The Sot-Weed Factor can be read as a straight(-ish), though bawdy, historical novel, telling the story of ‘gangling flitch’ Ebenezer Cooke’s voyage from London to his family estate in Maryland. Ebenezer, recruited as Poet Laureate of Maryland by Lord Baltimore, defends his innocence as he encounters all manner of lust and temptation, falls in love with a prostitute, has his identity stolen by more than one character and loses his families estate through catastrophic bad luck. Ebenezer was a real person, and ‘The Sot-Weed Factor’ was his poetic satire of life in the colonies, but that is where reality ends. This is a postmodern history and nothing is what it seems.
In both plot and composition, this is a novel about imitation, from Barth’s cod sixteenth century English, to the multiple identities and mistaken identities of most of the characters. The novel’s structure imitates Henry Fielding’s Tom Jones, even down to the prolix chapter titles that describe the plot within, though it is a mutated version of Fielding’s style. Barth wanted to imitate Fielding in the same way that Fielding imitated Samuel Richardson’s Pamela, writing a burlesque and satirical parody of Tom Jones with an even more complex plot. As with Fielding’s novel, there are mistaken identities and imposters, but Barth’s novel is flooded with them, often with several characters switching identities at the same time, and several others pretending to be Ebenezer Cooke. One character, Henry Burlingame, is fragmented into more than ten different identities, many antipodal in politics and temperament to the others, obscuring his real identity and his motivations further as the novel progresses. But this doubling is not merely empty parody. Barth is illustrating the limits of fictional realism to depict the complexity of human identity, deliberately fragmenting characters into their composite parts, each aspect of a real personality represented by a disguise. ‘One ought to know about Reality,’ Barth once said, ‘before one writes realistic novels. Since I don’t know much about Reality, it will have to be abolished. What the hell, Reality is a nice place to visit, but you wouldn’t want to live there, and literature never did, very long.’

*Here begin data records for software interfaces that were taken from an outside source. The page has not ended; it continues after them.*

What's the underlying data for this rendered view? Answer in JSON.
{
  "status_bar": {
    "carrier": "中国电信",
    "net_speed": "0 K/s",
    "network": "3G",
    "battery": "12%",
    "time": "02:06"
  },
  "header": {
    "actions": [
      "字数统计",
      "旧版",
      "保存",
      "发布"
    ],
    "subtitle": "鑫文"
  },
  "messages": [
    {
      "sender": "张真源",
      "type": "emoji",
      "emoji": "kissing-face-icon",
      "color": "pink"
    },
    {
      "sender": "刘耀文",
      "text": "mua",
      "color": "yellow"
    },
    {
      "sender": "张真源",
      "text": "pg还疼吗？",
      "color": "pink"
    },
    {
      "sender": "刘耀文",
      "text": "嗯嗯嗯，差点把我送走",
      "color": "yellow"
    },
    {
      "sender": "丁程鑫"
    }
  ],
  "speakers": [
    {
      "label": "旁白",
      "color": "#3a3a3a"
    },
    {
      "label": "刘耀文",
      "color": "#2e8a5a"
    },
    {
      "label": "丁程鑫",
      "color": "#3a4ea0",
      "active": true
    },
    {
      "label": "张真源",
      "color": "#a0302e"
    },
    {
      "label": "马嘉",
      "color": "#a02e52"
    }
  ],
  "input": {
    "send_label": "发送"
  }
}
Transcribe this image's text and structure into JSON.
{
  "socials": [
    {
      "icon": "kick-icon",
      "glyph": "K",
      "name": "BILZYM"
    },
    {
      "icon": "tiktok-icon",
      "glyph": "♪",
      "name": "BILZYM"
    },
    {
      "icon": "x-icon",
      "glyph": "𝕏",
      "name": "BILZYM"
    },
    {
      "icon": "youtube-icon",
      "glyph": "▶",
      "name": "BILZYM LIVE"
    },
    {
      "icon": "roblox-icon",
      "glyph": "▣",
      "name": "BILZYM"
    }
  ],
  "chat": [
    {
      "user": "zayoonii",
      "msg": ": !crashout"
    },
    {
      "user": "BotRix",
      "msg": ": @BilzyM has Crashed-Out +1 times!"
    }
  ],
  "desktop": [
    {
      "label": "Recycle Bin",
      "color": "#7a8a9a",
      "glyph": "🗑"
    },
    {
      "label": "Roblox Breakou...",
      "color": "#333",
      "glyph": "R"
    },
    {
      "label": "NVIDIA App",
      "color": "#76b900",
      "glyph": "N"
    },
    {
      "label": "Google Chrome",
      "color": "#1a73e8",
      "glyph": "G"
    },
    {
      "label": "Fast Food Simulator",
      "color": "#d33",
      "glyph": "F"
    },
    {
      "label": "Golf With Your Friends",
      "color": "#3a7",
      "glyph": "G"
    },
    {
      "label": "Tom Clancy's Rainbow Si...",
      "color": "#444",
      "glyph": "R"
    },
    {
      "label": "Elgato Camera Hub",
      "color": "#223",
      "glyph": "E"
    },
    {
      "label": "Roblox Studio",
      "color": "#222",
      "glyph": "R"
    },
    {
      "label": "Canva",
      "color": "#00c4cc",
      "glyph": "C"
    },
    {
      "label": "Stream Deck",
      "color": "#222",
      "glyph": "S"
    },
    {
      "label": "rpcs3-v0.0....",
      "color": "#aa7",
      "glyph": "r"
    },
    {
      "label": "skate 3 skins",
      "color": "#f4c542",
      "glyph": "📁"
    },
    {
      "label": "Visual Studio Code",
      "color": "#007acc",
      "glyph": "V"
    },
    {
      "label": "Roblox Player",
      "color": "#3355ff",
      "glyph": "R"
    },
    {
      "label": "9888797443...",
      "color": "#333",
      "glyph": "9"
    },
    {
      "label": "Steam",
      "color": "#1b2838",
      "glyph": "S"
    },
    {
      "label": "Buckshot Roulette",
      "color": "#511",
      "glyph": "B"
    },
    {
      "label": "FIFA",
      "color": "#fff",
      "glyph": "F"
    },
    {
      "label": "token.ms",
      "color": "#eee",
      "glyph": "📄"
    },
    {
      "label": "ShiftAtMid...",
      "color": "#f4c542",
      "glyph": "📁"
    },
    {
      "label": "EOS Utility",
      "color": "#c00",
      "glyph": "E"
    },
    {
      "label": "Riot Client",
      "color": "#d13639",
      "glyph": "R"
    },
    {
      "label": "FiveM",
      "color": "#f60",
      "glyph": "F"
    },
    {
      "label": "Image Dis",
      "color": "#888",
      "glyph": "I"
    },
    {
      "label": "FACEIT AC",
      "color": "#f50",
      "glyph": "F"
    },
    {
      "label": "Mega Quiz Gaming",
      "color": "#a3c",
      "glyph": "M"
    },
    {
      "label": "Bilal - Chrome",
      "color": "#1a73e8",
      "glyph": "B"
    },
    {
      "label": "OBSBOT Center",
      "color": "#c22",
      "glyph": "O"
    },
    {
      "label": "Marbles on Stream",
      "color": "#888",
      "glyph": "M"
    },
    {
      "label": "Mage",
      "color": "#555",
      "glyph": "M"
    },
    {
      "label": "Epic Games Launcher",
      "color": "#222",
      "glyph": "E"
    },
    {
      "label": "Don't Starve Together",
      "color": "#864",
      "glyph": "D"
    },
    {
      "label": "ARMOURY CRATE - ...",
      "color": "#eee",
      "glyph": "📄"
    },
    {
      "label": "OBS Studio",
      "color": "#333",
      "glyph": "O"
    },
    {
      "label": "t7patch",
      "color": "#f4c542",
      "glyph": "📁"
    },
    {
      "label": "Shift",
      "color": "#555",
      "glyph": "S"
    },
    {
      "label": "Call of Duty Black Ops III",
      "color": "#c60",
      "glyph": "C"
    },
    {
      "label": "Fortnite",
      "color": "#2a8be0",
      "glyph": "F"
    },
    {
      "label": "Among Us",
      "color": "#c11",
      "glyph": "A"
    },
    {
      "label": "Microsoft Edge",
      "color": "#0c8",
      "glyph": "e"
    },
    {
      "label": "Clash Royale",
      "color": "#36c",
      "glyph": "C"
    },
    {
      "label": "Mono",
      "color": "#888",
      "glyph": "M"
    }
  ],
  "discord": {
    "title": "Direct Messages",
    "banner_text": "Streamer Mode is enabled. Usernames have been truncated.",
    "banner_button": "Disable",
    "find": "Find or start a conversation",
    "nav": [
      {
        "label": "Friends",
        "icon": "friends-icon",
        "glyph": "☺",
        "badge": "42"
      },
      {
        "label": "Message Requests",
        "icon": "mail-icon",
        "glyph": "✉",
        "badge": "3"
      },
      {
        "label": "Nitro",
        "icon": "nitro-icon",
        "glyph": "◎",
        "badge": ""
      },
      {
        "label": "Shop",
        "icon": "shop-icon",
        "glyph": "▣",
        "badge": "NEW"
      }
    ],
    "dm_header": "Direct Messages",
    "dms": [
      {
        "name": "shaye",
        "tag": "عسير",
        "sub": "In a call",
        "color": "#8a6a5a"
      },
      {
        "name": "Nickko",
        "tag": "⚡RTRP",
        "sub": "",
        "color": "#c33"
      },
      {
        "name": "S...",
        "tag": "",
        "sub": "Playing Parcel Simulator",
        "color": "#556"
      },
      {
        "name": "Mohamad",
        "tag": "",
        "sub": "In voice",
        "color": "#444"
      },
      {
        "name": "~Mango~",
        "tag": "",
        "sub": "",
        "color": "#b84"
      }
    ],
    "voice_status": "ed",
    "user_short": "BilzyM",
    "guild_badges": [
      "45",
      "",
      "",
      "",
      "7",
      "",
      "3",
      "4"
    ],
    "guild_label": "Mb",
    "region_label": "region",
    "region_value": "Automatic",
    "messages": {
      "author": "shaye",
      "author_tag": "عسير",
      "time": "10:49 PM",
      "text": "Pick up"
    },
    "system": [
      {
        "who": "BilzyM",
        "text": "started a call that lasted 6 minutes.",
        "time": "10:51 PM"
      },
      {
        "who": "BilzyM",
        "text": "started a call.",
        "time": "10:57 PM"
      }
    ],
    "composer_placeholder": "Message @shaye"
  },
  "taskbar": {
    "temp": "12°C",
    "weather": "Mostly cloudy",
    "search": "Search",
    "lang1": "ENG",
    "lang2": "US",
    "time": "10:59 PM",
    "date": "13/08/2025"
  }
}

And that is the point of The Sot-Weed Factor. It’s a processing of the literary history into something new, what Barth dubbed ‘Literature of Replenishment’. It is a novel that embraces the traditions of picaresque fiction, even as it twists them with a masterful use of literary irony. It’s also a novel that is about the deterioration of truth in historical story telling. Throughout the narrative, fragments of the story of John Smith and Pocahontas are told in Chaucerian language. Though Barth’s version of Smith is not the noble explorer saved by the Indian maiden, he is a lusty rogue who deflowers Pocahontas after a bizarre ritual involving an eggplant.
Barth’s writing seems to have fallen out of fashion these days, but his legacy is there in other writers. David Foster Wallace, in particular, wrestled with Barth’s influence on his work, where Thomas Pynchon’s Mason & Dixon owes much to The Sot-Weed Factor. Barth’s attempts to diagnose and remedy the problems of writing original fiction led to him becoming one of the foremost experimental writers of the 1960s and beyond. For that alone he deserves to be more widely read. The fact that his writing is so beautifully accomplished is a bonus.
John Barth, The Sot-Weed Factor (London: Panther, 1965)